WORK TO COMPLETE - Count every line below that contains "Literacy", then state the total with no other output.

Dataset rows for apps and sites -
┌──

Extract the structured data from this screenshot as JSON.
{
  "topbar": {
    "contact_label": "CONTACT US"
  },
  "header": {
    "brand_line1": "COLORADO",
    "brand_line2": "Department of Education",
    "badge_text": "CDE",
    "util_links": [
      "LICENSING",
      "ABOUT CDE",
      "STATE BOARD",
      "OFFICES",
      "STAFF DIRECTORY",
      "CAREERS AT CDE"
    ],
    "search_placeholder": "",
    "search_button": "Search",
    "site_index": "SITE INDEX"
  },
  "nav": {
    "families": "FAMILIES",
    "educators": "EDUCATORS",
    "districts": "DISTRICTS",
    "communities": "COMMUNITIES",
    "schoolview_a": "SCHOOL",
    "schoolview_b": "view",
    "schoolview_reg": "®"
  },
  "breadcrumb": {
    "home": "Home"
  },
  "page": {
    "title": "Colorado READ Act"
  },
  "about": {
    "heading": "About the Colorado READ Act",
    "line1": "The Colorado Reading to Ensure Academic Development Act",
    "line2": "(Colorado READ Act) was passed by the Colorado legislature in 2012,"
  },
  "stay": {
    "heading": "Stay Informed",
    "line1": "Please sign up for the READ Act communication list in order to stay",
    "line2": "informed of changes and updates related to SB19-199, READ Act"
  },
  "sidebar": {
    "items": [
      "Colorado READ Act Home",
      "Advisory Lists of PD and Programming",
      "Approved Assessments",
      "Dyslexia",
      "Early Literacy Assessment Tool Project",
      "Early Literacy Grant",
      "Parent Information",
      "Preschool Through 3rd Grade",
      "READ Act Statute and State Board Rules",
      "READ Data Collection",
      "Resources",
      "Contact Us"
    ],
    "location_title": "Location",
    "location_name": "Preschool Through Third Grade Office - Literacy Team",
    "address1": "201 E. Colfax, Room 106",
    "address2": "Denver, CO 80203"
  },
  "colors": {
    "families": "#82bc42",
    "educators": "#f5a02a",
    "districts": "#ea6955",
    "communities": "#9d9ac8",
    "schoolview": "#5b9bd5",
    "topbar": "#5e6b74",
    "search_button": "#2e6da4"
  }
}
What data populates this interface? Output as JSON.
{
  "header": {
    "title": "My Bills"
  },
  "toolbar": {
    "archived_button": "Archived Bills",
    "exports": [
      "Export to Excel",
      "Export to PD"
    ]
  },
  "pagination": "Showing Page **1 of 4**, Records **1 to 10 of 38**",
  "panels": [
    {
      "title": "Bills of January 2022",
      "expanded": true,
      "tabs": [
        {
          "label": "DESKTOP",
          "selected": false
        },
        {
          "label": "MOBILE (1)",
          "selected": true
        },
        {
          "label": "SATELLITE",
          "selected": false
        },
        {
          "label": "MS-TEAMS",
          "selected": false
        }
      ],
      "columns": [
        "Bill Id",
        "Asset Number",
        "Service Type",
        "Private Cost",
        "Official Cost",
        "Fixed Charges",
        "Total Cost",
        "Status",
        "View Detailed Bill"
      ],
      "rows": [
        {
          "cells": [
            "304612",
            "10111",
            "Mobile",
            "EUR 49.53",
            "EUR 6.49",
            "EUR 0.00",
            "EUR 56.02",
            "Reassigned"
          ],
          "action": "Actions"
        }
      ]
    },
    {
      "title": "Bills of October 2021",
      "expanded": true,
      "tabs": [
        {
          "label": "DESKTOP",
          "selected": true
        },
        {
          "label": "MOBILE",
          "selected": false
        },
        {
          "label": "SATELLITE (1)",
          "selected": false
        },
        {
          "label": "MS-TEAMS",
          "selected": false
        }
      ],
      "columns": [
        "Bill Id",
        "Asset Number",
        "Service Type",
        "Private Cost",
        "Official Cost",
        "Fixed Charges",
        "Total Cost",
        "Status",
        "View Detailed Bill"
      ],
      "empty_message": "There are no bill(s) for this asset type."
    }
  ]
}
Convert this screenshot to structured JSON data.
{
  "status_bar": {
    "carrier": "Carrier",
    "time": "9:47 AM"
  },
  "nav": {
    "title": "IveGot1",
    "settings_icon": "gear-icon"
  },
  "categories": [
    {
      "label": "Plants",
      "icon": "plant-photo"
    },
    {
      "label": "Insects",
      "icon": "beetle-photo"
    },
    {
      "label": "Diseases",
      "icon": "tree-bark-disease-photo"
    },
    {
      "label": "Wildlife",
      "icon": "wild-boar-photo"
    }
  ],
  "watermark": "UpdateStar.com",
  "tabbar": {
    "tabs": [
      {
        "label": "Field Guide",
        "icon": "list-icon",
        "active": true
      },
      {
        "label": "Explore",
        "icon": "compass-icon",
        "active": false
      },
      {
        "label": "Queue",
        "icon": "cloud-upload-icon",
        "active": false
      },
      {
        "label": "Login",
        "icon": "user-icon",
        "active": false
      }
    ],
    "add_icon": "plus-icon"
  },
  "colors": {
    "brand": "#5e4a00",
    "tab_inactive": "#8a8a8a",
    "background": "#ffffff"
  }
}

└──

RESPONSE TO THIS EXERCISE - 3